Opera Composed During The Holocaust Headlines CLO’s Season

August 1, 2019
Contact: John Waller 860 415 6441, jwaller@ctlyricopera.org

Connecticut Lyric Opera is proud to present the first production of its 2019-20 Season, the profoundly moving opera The Emperor of Atlantis (Der Kaiser von Atlantis) by Jewish composer Viktor Ullmann and librettist Peter Kien. Ullmann & Kien collaborated on the opera while imprisoned in a Nazi concentration camp and were later sent to their deaths at Auschwitz.

CLO’s award-winning multi-dimensional project has attracted grant funding from the National Endowment for the Arts. The fully-staged opera is sung in an English translation and conducted by CLO Artistic Director Maestro Adrian Sylveen with the CT Virtuosi Orchestra.
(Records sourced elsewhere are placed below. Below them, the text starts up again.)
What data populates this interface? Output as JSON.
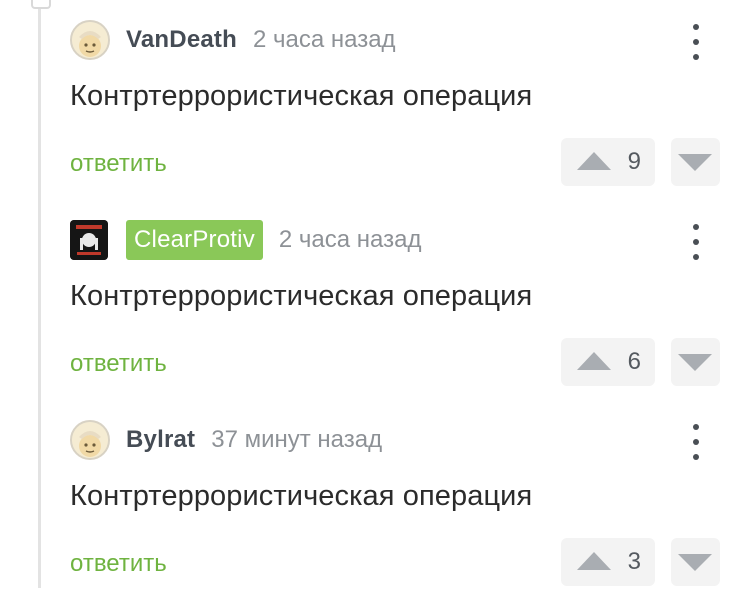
{
  "comments": [
    {
      "author": "VanDeath",
      "time": "2 часа назад",
      "text": "Контртеррористическая операция",
      "reply_label": "ответить",
      "score": "9",
      "avatar": "default-avatar"
    },
    {
      "author": "ClearProtiv",
      "time": "2 часа назад",
      "text": "Контртеррористическая операция",
      "reply_label": "ответить",
      "score": "6",
      "avatar": "custom-avatar",
      "author_badge_color": "#8ac858"
    },
    {
      "author": "Bylrat",
      "time": "37 минут назад",
      "text": "Контртеррористическая операция",
      "reply_label": "ответить",
      "score": "3",
      "avatar": "default-avatar"
    }
  ],
  "colors": {
    "reply": "#6fb340",
    "badge": "#8ac858",
    "vote_bg": "#f3f3f3",
    "vote_arrow": "#a9adb2"
  },
  "icons": [
    "more-vertical-icon",
    "upvote-arrow-icon",
    "downvote-arrow-icon"
  ]
}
It will be enhanced by testimony from Holocaust survivors and an exhibit of visual artworks created during times of genocide. CLO Partner, Voices of Hope – an organization of Holocaust survivors and their families – will dramatically heighten the opera’s impact by sharing personal experiences after the performance. The audience will also be able to view an art exhibition, a collection of photos and art reprints created during the Holocaust and more recent mass atrocities including Bosnia-Sarajevo, Rwanda, Syria and Iraq.
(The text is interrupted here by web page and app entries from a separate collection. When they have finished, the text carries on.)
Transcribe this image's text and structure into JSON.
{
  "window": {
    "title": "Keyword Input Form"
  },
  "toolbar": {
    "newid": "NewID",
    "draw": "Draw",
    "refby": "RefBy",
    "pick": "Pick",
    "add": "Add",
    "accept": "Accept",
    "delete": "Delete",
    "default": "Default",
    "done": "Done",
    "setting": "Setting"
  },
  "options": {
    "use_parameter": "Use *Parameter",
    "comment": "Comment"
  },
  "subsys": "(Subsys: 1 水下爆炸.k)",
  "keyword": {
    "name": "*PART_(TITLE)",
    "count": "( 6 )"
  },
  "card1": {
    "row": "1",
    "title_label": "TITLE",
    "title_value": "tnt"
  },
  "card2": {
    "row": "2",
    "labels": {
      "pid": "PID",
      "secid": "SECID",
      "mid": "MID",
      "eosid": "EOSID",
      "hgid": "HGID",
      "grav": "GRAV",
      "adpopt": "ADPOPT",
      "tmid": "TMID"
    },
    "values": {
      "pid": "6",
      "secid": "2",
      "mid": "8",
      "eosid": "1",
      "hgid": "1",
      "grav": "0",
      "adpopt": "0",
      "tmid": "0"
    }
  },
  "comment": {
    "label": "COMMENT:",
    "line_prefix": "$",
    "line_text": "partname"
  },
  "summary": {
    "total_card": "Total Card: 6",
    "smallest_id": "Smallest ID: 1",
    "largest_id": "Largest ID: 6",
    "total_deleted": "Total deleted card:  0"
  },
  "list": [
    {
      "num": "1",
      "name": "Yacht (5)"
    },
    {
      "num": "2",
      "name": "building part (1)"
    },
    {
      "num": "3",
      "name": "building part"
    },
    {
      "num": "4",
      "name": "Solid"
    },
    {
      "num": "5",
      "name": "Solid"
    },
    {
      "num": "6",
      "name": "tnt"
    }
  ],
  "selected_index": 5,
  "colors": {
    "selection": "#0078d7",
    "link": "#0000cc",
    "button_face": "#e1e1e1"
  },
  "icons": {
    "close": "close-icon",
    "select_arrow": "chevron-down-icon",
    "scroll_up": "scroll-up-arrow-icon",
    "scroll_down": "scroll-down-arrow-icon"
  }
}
Public performances are scheduled in Bridgeport (Sept. 22), New Haven (Sept. 27) and New London (Oct. 10) and Fall River, MA (Oct. 13th). There will also be student performances in those cities and in Hartford, offered as a way for educators to fulfill new curriculum requirements to teach about the Holocaust. Interested educators are encouraged to contact John Waller at CLO (jwaller@ctlyricopera.org) to learn how they can book admission for their students.

Der Kaiser von Atlantis was created in 1943 at the Theresienstadt concentration camp, the “Artists Camp” that was used to deceive the Red Cross, and show how well the Jews were living under the “benevolent” protection of the Third Reich. Poets, artists, composers, playwrights, philosophers and families all lived there, for a while… There was an orchestra, a theatre company and an opera company. There were also torture chambers, tens of thousands of people died from disease or starvation, and above all, it was a transit camp from which more than 100,000 souls were sent to their deaths at Auschwitz, Treblinka and elsewhere.

Ullman and Kien intended Kaiser as a commentary on the genocide of the Holocaust, but also as a statement of hope. In the story, the Emperor decides to wage universal, endless war, but Death, outraged at his arrogance, refuses to cooperate and decrees that no-one can die. In a plot twist at the end of the piece, the opera offers a vision of redemption. SS officers attended a final rehearsal of Kaiser in September 1944, were outraged by what they saw and stopped the production. They shipped Ullmann, Kien, the entire cast, orchestra, and all their families to Auschwitz for immediate liquidation. Only some of the singers and the composition itself survived.

For more information, please visit CLO’s website at http://ctlyricopera.org/